genes: diverse but not complex. Mod. Asp. Immunobiol.
Simonsen, K. L., G. A. Churchill, and C. F. Aquadro. 1995.
Properties of statistical tests of neutrality for DNA poly-
morphism data. Genetics 141:413–429.
Stiassny, M. L. J., U. K. Schliewen, and W. J. Dominey. 1992. A
new species flock of cichlid fishes from Lake Bermin,
Cameroon with a description of eight new species of Tilapia
(Labroidei; Cichlidae). Ichthyol. Explor. Freshwaters 3:311–
Sturmbauer, C., S. Baric, W. Salzburger, L. Ru ¨ber, and E.
Verheyen. 2001. Lake level fluctuations synchronize genetic
divergences of cichlid fishes in African lakes. Mol. Biol. Evol.
Tajima, F. 1983. Evolutionary relationship of DNA sequences in
finite populations. Genetics 105:437–460.
———. 1989. Statistical method for testing the neutral mutation
hypothesis by DNA polymorphism. Genetics 123:585–595.
Tamura, K., and M. Nei. 1993. Estimation of the number of
nucleotide substitutions in the control region of mitochondrial
DNA in humans and chimpanzees. Mol. Biol. Evol. 10:512–
Terai, Y., N. Takezaki, W. E. Mayer, H. Tichy, N. Takahata, J.
Klein, and N. Okada. 2003. Phylogenetic relationships among
East African haplochromine fishes as revealed by short
interspersed elements (SINEs). J. Mol. Evol. (in press).
Thompson, J. D., D. G. Higgins, and T. J. Gibson. 1994. Clustal
W: improving the sensitivity of progressive multiple sequence
alignment through sequence weighting, positions-specific gap
penalties and weight matrix choice. Nucleic Acids Res.
Trewavas, E., J. Green, and S. A. Corbet. 1972. Ecological
studies on crater lakes in West Cameroon fishes of Barombi
Mbo. J. Zool. 167:41–95.
Vincek, V., C. O’hUigin, Y. Satta, N. Takahata, P. T. Boag, P. R.
Grant, B. R. Grant, and J. Klein. 1997. How large was the
founding population of Darwin’s finches? Proc. R. Soc. Lond.
B Biol. Sci. 264:111–118.
Yang, Z. 2002. PAML A program package for phylogenetic
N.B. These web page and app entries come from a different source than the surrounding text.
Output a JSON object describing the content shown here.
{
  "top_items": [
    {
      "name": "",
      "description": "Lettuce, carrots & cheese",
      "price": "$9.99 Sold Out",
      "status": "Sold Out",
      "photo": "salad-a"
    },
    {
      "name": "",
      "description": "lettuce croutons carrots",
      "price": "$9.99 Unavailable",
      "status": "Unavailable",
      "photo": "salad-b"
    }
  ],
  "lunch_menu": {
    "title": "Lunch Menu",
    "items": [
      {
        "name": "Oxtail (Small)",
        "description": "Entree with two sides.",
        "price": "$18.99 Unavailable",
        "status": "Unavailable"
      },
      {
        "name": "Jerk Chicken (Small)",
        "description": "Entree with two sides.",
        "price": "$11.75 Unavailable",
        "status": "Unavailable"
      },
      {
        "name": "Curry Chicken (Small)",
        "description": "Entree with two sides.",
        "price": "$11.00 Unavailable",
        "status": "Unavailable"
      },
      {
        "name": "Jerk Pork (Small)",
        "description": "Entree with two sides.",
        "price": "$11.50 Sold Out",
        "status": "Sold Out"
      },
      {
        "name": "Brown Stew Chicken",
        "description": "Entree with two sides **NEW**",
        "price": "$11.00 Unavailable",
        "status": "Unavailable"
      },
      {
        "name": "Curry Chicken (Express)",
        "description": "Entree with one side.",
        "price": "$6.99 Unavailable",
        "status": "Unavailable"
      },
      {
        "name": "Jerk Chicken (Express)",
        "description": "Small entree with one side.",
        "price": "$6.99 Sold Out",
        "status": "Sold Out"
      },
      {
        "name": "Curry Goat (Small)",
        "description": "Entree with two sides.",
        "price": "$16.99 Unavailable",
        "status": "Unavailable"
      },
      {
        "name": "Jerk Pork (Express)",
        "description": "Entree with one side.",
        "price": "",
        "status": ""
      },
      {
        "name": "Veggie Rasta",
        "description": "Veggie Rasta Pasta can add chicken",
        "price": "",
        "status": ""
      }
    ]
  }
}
analysis by maximum likelihood. Version 3.12. University
Naruya Saitou, Associate Editor
Accepted April 20, 2003
1462 Sato et al.
by guest on June 1, 2013